■ WHAT YOU HAVE TO DO
Could you copy every line in the listing below that has the word "description"?

■ DATA UNDER STUDY
=== Begin Enclosure ===
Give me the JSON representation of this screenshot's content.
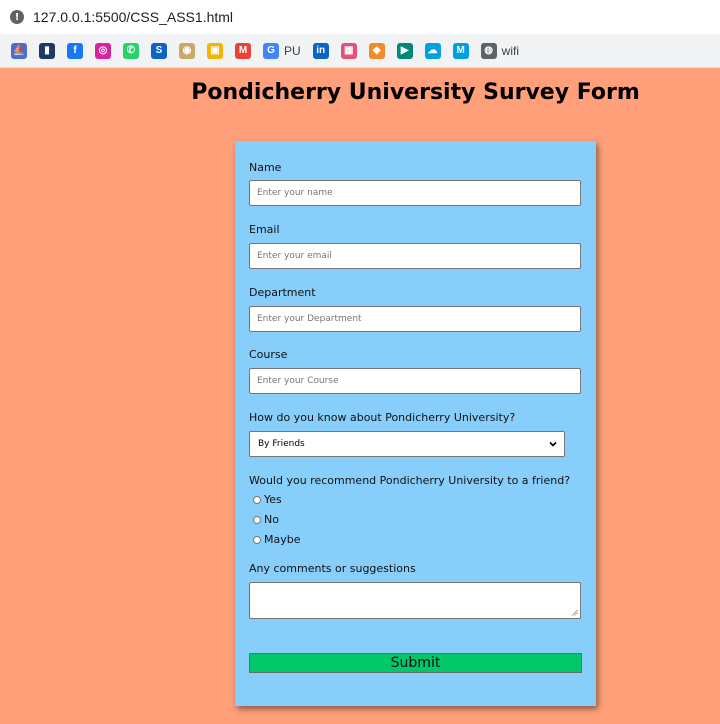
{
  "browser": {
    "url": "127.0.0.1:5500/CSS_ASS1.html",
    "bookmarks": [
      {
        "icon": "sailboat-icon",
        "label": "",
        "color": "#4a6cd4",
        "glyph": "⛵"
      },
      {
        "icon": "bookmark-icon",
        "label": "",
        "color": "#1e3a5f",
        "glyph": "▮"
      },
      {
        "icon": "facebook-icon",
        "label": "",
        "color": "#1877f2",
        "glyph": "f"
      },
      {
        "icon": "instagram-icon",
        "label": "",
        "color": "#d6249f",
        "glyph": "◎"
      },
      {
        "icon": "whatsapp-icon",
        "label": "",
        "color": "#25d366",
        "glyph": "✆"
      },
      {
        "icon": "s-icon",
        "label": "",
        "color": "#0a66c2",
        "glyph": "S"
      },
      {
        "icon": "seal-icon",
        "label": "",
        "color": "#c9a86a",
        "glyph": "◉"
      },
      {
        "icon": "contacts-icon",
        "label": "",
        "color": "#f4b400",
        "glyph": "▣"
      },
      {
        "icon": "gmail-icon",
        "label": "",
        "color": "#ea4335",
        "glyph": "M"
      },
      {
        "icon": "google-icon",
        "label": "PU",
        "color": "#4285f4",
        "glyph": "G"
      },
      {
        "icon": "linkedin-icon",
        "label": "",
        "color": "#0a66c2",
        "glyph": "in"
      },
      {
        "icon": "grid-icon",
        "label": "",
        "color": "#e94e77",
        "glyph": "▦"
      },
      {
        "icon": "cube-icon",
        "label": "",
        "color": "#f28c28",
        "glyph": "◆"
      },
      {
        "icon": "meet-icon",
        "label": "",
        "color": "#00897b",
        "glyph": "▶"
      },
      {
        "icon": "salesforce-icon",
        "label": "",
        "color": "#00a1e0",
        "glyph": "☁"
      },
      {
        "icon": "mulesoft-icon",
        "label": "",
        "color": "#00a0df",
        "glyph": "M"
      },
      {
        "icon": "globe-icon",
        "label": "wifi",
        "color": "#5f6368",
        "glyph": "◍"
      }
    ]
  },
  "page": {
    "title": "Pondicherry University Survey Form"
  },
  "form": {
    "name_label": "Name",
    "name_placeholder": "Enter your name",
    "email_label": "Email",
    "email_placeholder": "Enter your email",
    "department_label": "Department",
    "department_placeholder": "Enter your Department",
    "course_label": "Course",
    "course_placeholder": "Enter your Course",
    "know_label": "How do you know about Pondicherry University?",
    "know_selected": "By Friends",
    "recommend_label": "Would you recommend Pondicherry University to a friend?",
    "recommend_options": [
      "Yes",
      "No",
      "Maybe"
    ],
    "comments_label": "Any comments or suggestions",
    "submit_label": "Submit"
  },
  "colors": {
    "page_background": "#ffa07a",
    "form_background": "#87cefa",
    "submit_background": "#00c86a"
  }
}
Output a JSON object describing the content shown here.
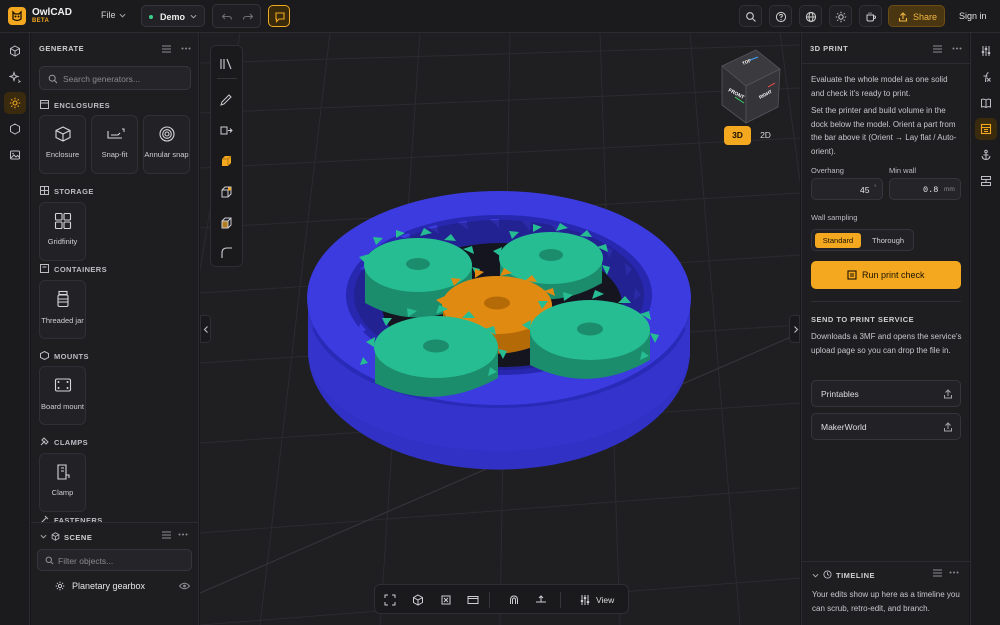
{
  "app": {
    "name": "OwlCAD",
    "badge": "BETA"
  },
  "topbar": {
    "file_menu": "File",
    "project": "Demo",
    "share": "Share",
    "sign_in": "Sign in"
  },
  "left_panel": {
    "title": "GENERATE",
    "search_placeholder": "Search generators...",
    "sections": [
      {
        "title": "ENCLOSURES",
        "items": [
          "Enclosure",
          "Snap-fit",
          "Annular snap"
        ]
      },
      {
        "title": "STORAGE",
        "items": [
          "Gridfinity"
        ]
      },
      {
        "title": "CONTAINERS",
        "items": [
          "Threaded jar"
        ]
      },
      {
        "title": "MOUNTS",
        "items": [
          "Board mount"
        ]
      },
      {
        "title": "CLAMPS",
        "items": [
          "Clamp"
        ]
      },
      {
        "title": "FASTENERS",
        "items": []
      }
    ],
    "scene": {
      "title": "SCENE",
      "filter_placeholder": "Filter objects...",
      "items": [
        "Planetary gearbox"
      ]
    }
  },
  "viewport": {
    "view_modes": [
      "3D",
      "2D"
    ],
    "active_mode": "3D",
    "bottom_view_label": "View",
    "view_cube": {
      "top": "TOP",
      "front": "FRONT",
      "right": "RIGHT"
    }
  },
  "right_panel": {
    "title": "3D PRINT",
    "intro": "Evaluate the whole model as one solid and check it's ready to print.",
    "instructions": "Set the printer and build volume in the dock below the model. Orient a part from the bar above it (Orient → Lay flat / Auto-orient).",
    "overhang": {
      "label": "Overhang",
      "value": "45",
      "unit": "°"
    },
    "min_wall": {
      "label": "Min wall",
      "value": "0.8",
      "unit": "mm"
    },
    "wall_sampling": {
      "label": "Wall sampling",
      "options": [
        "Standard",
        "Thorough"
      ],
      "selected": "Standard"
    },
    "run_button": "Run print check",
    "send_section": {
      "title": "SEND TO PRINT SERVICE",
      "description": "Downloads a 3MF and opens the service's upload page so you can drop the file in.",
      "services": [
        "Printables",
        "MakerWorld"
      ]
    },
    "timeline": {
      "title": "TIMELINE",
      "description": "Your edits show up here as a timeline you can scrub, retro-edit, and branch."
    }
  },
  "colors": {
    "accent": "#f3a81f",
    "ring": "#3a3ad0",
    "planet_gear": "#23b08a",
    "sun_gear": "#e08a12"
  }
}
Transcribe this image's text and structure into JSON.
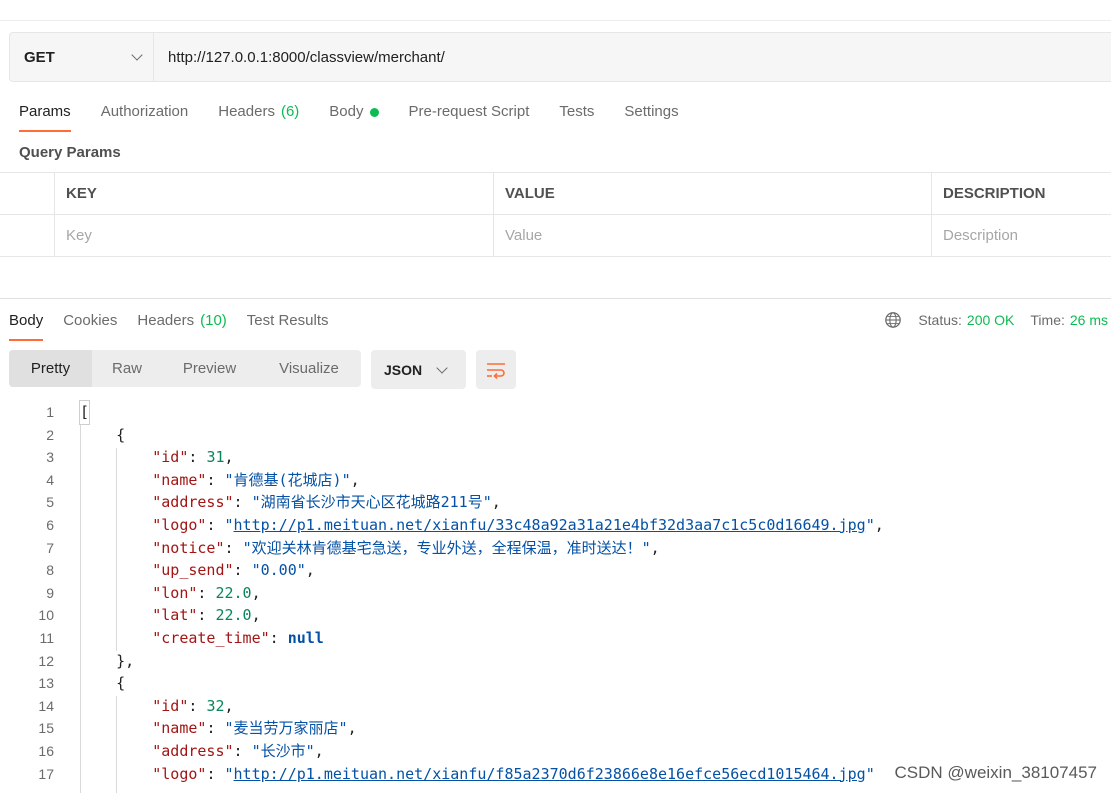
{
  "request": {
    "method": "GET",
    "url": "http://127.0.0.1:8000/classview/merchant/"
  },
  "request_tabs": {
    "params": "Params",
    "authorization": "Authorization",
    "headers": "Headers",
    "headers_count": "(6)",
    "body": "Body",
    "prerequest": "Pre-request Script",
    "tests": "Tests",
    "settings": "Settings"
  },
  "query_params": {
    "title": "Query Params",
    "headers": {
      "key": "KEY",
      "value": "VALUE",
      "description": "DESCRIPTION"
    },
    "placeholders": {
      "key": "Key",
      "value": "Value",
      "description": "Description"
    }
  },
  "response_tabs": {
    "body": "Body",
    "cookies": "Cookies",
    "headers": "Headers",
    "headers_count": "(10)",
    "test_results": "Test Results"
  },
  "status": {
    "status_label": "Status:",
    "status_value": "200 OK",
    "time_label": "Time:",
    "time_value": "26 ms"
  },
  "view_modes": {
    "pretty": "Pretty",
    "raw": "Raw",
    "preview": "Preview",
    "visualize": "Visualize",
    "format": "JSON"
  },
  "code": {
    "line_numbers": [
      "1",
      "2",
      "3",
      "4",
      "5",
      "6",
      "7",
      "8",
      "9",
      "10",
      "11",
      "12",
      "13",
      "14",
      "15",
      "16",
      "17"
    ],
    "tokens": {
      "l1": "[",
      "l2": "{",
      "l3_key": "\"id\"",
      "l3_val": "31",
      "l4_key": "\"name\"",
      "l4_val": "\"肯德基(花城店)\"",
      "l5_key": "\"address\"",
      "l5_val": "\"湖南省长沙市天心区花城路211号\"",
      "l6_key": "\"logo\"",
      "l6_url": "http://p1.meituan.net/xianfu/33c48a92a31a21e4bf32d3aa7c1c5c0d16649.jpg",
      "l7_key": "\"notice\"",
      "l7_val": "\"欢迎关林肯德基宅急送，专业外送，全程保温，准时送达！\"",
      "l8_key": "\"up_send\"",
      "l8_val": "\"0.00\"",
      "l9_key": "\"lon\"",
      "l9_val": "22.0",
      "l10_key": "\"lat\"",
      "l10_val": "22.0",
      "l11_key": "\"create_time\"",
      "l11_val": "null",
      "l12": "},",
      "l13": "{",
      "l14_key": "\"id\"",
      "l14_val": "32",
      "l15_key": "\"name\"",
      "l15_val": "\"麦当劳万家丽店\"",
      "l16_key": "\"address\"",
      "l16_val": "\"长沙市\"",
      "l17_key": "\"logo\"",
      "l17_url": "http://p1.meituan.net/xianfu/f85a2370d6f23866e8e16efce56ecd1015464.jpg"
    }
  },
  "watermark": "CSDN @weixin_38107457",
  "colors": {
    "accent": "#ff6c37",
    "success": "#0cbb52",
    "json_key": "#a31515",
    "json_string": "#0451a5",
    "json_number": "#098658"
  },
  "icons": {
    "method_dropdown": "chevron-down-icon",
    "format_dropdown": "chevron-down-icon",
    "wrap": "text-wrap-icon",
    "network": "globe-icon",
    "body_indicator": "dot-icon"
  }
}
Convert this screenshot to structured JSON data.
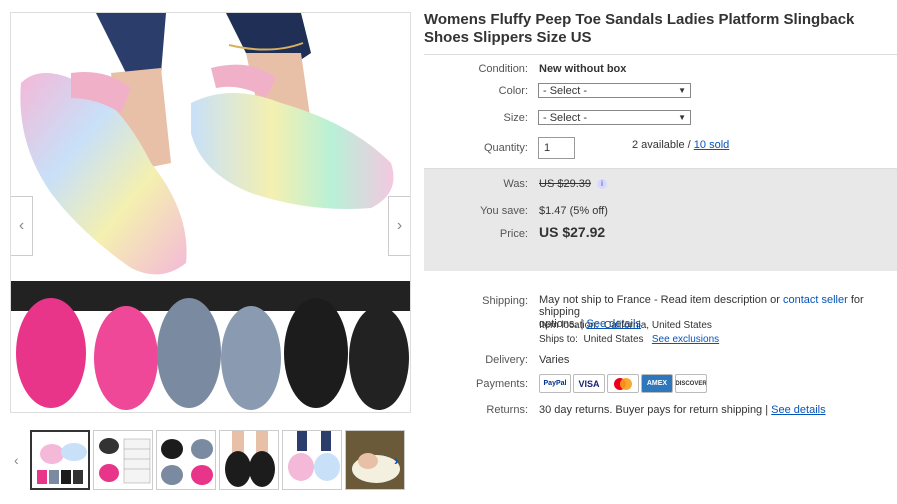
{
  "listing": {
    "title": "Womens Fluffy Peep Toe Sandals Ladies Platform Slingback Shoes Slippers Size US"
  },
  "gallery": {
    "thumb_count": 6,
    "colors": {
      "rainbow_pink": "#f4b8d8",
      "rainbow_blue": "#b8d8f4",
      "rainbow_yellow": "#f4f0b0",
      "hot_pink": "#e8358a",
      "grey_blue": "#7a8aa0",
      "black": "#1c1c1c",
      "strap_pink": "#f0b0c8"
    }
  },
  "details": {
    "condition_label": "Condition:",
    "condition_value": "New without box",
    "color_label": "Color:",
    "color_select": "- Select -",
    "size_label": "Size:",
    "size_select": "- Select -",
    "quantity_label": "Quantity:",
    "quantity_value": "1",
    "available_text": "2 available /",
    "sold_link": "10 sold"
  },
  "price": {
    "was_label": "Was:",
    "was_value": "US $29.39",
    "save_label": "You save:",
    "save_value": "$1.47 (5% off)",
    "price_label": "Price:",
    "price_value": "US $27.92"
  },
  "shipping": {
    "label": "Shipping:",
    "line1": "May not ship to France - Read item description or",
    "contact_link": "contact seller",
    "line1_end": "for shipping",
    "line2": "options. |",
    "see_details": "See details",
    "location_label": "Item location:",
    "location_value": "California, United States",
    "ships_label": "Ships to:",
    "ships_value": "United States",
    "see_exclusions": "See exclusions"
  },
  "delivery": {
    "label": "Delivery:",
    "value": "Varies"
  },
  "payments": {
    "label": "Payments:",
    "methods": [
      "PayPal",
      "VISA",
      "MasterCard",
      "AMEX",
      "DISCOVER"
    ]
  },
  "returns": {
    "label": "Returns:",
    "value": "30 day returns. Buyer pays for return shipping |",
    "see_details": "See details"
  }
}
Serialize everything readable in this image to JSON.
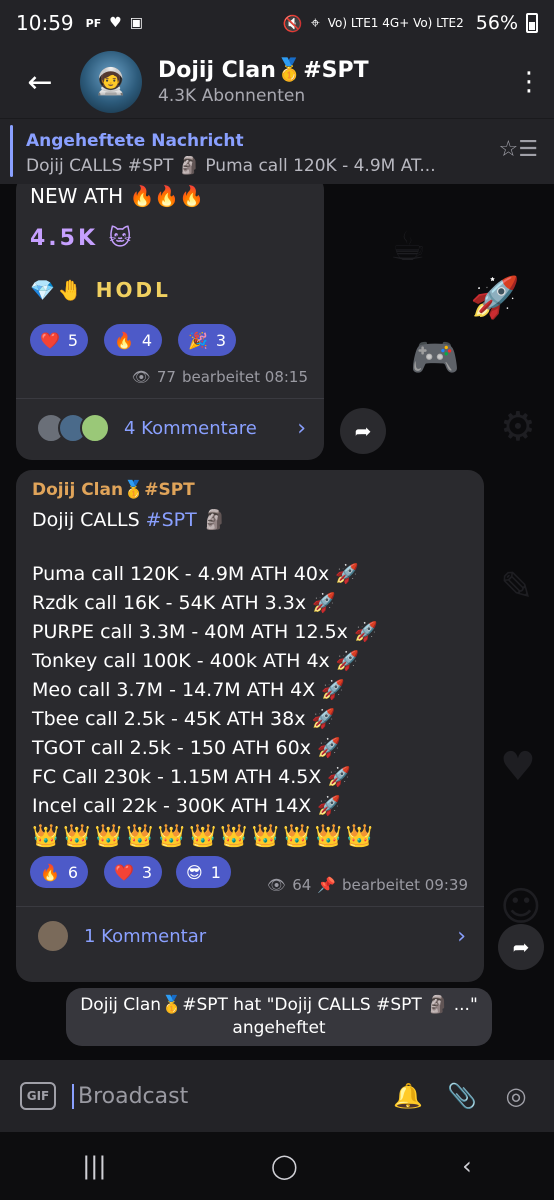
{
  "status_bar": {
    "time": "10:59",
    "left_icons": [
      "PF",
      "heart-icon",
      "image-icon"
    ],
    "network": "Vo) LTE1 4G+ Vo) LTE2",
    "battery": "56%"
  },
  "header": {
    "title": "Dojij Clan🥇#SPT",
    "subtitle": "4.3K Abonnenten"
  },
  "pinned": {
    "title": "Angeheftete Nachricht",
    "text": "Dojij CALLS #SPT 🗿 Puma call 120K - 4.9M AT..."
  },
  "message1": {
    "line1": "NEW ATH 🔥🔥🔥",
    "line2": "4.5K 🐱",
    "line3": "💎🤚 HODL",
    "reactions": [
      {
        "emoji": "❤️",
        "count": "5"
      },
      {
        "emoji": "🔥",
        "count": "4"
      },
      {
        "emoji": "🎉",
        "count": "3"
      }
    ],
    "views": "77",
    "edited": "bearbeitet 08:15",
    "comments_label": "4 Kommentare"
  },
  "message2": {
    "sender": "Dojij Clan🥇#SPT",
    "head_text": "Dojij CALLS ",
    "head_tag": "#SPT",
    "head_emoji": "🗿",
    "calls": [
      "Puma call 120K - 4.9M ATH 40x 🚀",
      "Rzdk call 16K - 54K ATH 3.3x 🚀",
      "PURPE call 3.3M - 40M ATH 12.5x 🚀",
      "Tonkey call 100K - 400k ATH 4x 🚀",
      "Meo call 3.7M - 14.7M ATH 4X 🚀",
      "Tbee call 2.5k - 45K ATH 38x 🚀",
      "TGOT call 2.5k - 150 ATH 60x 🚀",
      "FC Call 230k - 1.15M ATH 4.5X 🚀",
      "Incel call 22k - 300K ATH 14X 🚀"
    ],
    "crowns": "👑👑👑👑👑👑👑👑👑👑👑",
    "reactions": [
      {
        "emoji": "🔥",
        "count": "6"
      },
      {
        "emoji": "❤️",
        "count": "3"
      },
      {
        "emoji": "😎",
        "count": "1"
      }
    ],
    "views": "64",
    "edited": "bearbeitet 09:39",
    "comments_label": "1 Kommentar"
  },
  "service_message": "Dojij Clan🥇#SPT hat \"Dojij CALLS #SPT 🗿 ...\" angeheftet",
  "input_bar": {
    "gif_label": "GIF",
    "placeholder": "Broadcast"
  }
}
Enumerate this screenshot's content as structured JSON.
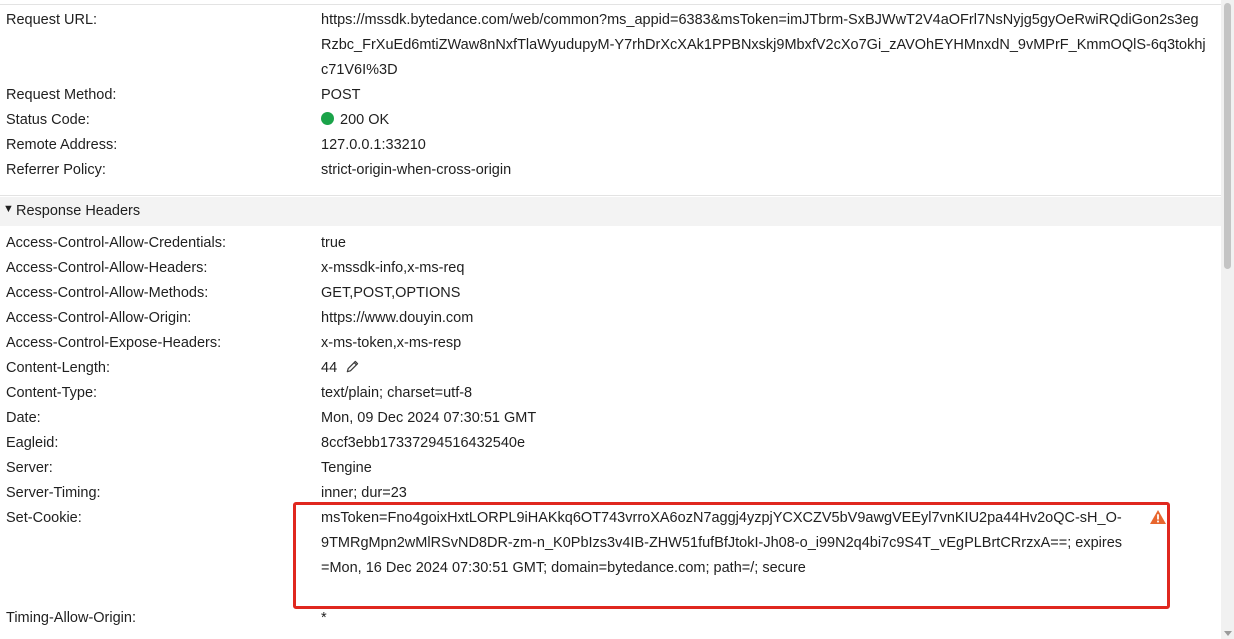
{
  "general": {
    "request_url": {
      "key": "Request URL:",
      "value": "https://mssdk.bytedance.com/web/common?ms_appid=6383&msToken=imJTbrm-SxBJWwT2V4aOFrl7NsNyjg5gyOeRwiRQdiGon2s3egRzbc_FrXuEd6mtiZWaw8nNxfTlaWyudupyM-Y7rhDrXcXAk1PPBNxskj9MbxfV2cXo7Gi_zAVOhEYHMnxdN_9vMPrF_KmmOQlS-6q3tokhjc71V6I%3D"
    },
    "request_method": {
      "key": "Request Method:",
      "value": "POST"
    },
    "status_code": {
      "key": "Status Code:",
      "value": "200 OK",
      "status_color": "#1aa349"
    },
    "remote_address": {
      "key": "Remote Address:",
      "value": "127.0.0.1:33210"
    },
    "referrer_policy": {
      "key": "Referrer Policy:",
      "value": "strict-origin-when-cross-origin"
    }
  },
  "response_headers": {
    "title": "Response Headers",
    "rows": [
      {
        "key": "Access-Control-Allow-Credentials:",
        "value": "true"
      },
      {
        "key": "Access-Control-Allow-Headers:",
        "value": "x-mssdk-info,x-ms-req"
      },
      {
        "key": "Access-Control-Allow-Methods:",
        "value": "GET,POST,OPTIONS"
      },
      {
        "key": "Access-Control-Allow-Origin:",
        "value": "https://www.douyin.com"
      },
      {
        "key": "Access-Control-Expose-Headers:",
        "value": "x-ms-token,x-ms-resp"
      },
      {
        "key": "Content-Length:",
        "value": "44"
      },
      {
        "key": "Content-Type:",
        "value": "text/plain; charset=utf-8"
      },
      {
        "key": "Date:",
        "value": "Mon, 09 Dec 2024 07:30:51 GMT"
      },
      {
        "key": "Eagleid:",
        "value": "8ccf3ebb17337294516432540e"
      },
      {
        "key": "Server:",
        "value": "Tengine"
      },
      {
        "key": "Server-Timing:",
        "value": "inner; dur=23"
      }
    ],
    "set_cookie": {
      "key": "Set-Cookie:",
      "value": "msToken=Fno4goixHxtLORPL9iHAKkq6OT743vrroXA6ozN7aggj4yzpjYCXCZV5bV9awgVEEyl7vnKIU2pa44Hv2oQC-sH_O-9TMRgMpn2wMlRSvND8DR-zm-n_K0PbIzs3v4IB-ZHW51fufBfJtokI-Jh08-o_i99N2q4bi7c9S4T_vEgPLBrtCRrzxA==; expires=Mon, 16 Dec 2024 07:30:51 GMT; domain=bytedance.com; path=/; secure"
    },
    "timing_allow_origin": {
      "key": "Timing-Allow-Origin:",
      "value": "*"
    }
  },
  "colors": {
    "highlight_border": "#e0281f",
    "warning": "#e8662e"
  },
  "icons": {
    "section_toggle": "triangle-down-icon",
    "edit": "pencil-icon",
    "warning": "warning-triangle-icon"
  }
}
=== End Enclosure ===
■ RESULT
      "description": "Downloads a 3MF and opens the service's upload page so you can drop the file in.",
      "description": "Your edits show up here as a timeline you can scrub, retro-edit, and branch."
      "description": "DESCRIPTION"
      "description": "Description"
    "line1": "May not ship to France - Read item description or",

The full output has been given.